New York City requires poll workers to undergo six hours of training and pass a 25-question test on the material. Last year, the city’s division of investigation dispatched investigators to evaluate the quality of the city’s training. They discovered trainers coaching applicants on how to pass the test and outright cheating going on during the exam that went observed but unchecked.

No minimum standards: Virtually anyone with a pulse, it seems, can be a poll worker. In most jurisdictions, the only requirement is that a poll worker be a citizen and over 18. New York City investigators observed poll workers struggling to find names on the voting list on Election Day and discovered that many of the poll workers didn’t have adequate reading or English skills to locate the names, which were listed alphabetically.

Similar stories abound throughout the country, but Ohio has been a particular hot spot for poll worker problems. It’s not uncommon for large numbers of the state’s poll workers to simply fail to show up on Election Day, one cause of polling places opening late and long delays. During litigation over a contested 2010 election in Hamilton County, which includes Cincinnati, testimony showed that one poll worker sent voters to the wrong precincts because he couldn’t tell the difference between odd and even numbers.

This year, a longtime Hamilton County poll worker was indicted for voting twice in 2013—once in person and once by absentee ballot. During a hearing in her case, she claimed that it wasn’t her job as a poll worker to understand the voting rules. She said she just forgot that she’d voted the first time because she’d been having a bad day.

They’re old: No offense to the dedicated retirees who staff many of the nation’s voting places, but there are some problems with having an election system that relies almost entirely on senior citizens. More than one-fifth of poll workers are over 71, and in some places that figure is much higher. In Florida, one estimate suggests that the average poll worker is 78.

As most states have moved from paper ballots to optical scanners or touch-screen voting machines, voting technology has grown more complicated. The concern, and with some evidence, is that seniors aren’t as quick to adapt and learn the new technology. An Ohio study of elections there in 2006 found that hundreds of poll workers failed to show up on Election Day because they didn’t feel as though they could operate the electronic voting equipment.

In addition many states don’t require poll workers to undergo training before every election, so if someone has been working the polls for 40 years, it’s possible that her knowledge of election law may not be keeping up with all of the changes—and there have been a lot of them in recent years. The presidential commission on election administration urges states to change laws if necessary to bring college and high school students into the voting precinct.

The pay sucks: Most states seem to view poll workers as little more important to democracy than the average McDonald’s fry cook. Long hours and low pay are hardly an inducement for competent people to take time off from their jobs to staff a polling place. In many parts of the country, poll workers are expected to work extremely long hours on Election Day—as many as 17 hours in some places. The pay barely breaks minimum wage. In Los Angeles, it’s $80 a day.
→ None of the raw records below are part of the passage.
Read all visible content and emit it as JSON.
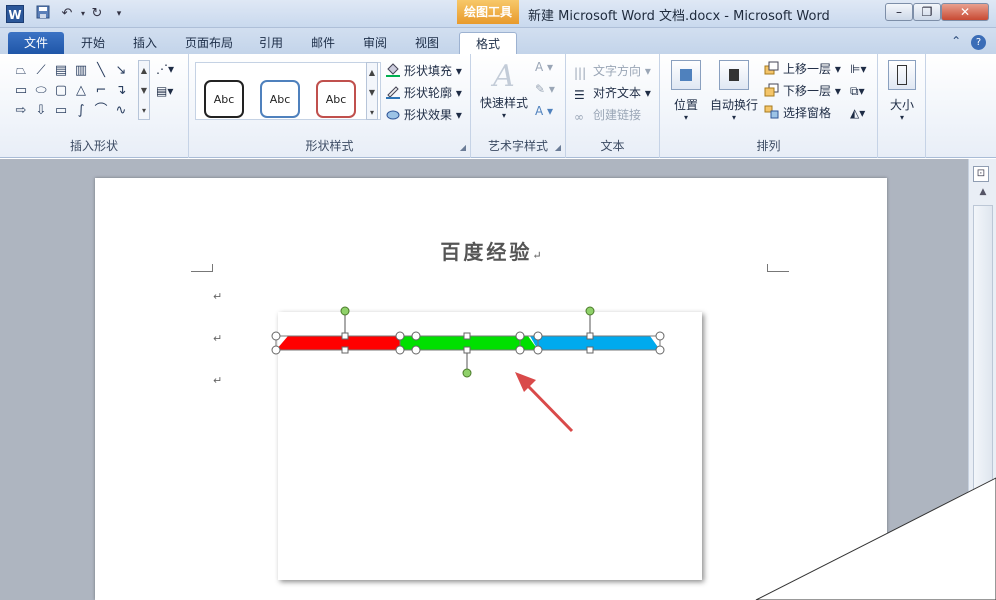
{
  "titlebar": {
    "app_icon": "W",
    "contextual_tab": "绘图工具",
    "title": "新建 Microsoft Word 文档.docx - Microsoft Word",
    "qat": {
      "save": "save-icon",
      "undo": "undo-icon",
      "redo": "redo-icon",
      "customize": "dropdown-icon"
    },
    "controls": {
      "minimize": "–",
      "restore": "❐",
      "close": "✕"
    }
  },
  "tabs": [
    {
      "label": "文件"
    },
    {
      "label": "开始"
    },
    {
      "label": "插入"
    },
    {
      "label": "页面布局"
    },
    {
      "label": "引用"
    },
    {
      "label": "邮件"
    },
    {
      "label": "审阅"
    },
    {
      "label": "视图"
    },
    {
      "label": "格式"
    }
  ],
  "ribbon": {
    "insert_shapes": {
      "label": "插入形状"
    },
    "shape_styles": {
      "label": "形状样式",
      "samples": [
        "Abc",
        "Abc",
        "Abc"
      ],
      "fill": "形状填充",
      "outline": "形状轮廓",
      "effects": "形状效果"
    },
    "wordart": {
      "label": "艺术字样式",
      "quick_styles": "快速样式"
    },
    "text": {
      "label": "文本",
      "direction": "文字方向",
      "align": "对齐文本",
      "link": "创建链接"
    },
    "arrange": {
      "label": "排列",
      "position": "位置",
      "wrap": "自动换行",
      "bring_forward": "上移一层",
      "send_backward": "下移一层",
      "selection_pane": "选择窗格"
    },
    "size": {
      "label": "大小"
    }
  },
  "document": {
    "heading": "百度经验",
    "paragraph_mark": "↵",
    "bar_colors": [
      "#ff0000",
      "#00e000",
      "#00aaee"
    ],
    "arrow_color": "#d94a4a"
  }
}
If the country wants to recruit more professional poll workers, it might just have to pay them a little better.

Given the low status accorded to poll workers, along with the lack of training and the chronic shortages, it’s really a miracle that American elections aren’t even more dysfunctional than they already are. Happy Election Day!